- **Task details**
Since only the text is wanted, print every entry below exactly and omit the images.

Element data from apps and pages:
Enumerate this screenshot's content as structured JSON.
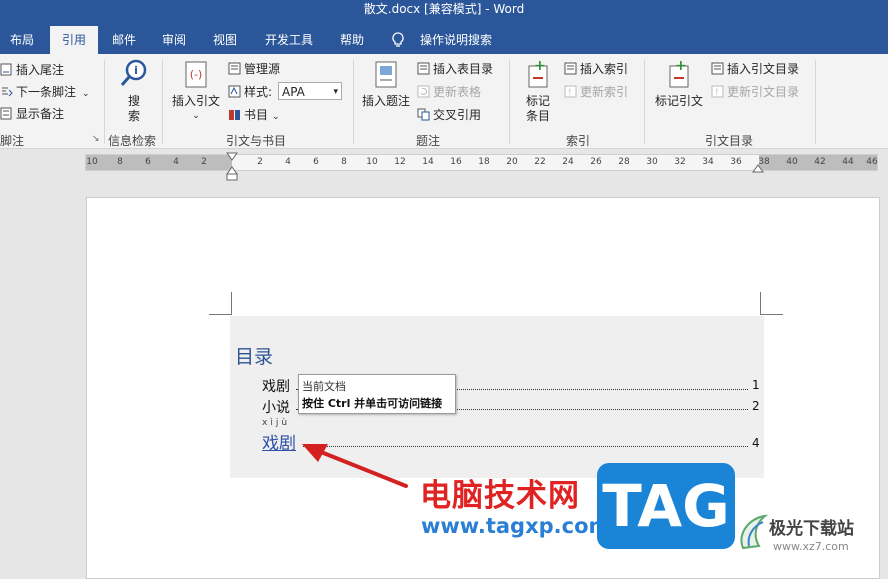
{
  "window": {
    "title": "散文.docx [兼容模式]  -  Word"
  },
  "tabs": [
    {
      "label": "布局"
    },
    {
      "label": "引用"
    },
    {
      "label": "邮件"
    },
    {
      "label": "审阅"
    },
    {
      "label": "视图"
    },
    {
      "label": "开发工具"
    },
    {
      "label": "帮助"
    },
    {
      "label": "操作说明搜索"
    }
  ],
  "ribbon": {
    "footnotes": {
      "insert_endnote": "插入尾注",
      "next_footnote": "下一条脚注",
      "show_notes": "显示备注",
      "label": "脚注"
    },
    "research": {
      "search": "搜",
      "search2": "索",
      "label": "信息检索"
    },
    "citations": {
      "insert_citation": "插入引文",
      "manage_sources": "管理源",
      "style_label": "样式:",
      "style_value": "APA",
      "bibliography": "书目",
      "label": "引文与书目"
    },
    "captions": {
      "insert_caption": "插入题注",
      "insert_table_of_figures": "插入表目录",
      "update_table": "更新表格",
      "cross_reference": "交叉引用",
      "label": "题注"
    },
    "index": {
      "mark_entry": "标记",
      "mark_entry2": "条目",
      "insert_index": "插入索引",
      "update_index": "更新索引",
      "label": "索引"
    },
    "authorities": {
      "mark_citation": "标记引文",
      "insert_toa": "插入引文目录",
      "update_toa": "更新引文目录",
      "label": "引文目录"
    }
  },
  "ruler": {
    "left_ticks": [
      "10",
      "8",
      "6",
      "4",
      "2"
    ],
    "right_ticks": [
      "2",
      "4",
      "6",
      "8",
      "10",
      "12",
      "14",
      "16",
      "18",
      "20",
      "22",
      "24",
      "26",
      "28",
      "30",
      "32",
      "34",
      "36",
      "38",
      "40",
      "42",
      "44",
      "46"
    ]
  },
  "document": {
    "toc_title": "目录",
    "entries": [
      {
        "text": "戏剧",
        "page": "1"
      },
      {
        "text": "小说",
        "page": "2"
      },
      {
        "text": "戏剧",
        "ruby": "xìjù",
        "page": "4"
      }
    ]
  },
  "tooltip": {
    "line1": "当前文档",
    "line2": "按住 Ctrl 并单击可访问链接"
  },
  "watermark": {
    "cn": "电脑技术网",
    "url": "www.tagxp.com",
    "tag": "TAG",
    "site_cn": "极光下载站",
    "site_url": "www.xz7.com"
  },
  "colors": {
    "accent": "#2b579a",
    "toc_heading": "#2e5496",
    "link": "#2f4fa8",
    "arrow": "#d42020"
  }
}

- **Task output**
Enumerate this screenshot's content as structured JSON.
{
  "window": {
    "title": "散文.docx [兼容模式]  -  Word"
  },
  "tabs": [
    {
      "label": "布局"
    },
    {
      "label": "引用"
    },
    {
      "label": "邮件"
    },
    {
      "label": "审阅"
    },
    {
      "label": "视图"
    },
    {
      "label": "开发工具"
    },
    {
      "label": "帮助"
    },
    {
      "label": "操作说明搜索"
    }
  ],
  "ribbon": {
    "footnotes": {
      "insert_endnote": "插入尾注",
      "next_footnote": "下一条脚注",
      "show_notes": "显示备注",
      "label": "脚注"
    },
    "research": {
      "search": "搜",
      "search2": "索",
      "label": "信息检索"
    },
    "citations": {
      "insert_citation": "插入引文",
      "manage_sources": "管理源",
      "style_label": "样式:",
      "style_value": "APA",
      "bibliography": "书目",
      "label": "引文与书目"
    },
    "captions": {
      "insert_caption": "插入题注",
      "insert_table_of_figures": "插入表目录",
      "update_table": "更新表格",
      "cross_reference": "交叉引用",
      "label": "题注"
    },
    "index": {
      "mark_entry": "标记",
      "mark_entry2": "条目",
      "insert_index": "插入索引",
      "update_index": "更新索引",
      "label": "索引"
    },
    "authorities": {
      "mark_citation": "标记引文",
      "insert_toa": "插入引文目录",
      "update_toa": "更新引文目录",
      "label": "引文目录"
    }
  },
  "ruler": {
    "left_ticks": [
      "10",
      "8",
      "6",
      "4",
      "2"
    ],
    "right_ticks": [
      "2",
      "4",
      "6",
      "8",
      "10",
      "12",
      "14",
      "16",
      "18",
      "20",
      "22",
      "24",
      "26",
      "28",
      "30",
      "32",
      "34",
      "36",
      "38",
      "40",
      "42",
      "44",
      "46"
    ]
  },
  "document": {
    "toc_title": "目录",
    "entries": [
      {
        "text": "戏剧",
        "page": "1"
      },
      {
        "text": "小说",
        "page": "2"
      },
      {
        "text": "戏剧",
        "ruby": "xìjù",
        "page": "4"
      }
    ]
  },
  "tooltip": {
    "line1": "当前文档",
    "line2": "按住 Ctrl 并单击可访问链接"
  },
  "watermark": {
    "cn": "电脑技术网",
    "url": "www.tagxp.com",
    "tag": "TAG",
    "site_cn": "极光下载站",
    "site_url": "www.xz7.com"
  },
  "colors": {
    "accent": "#2b579a",
    "toc_heading": "#2e5496",
    "link": "#2f4fa8",
    "arrow": "#d42020"
  }
}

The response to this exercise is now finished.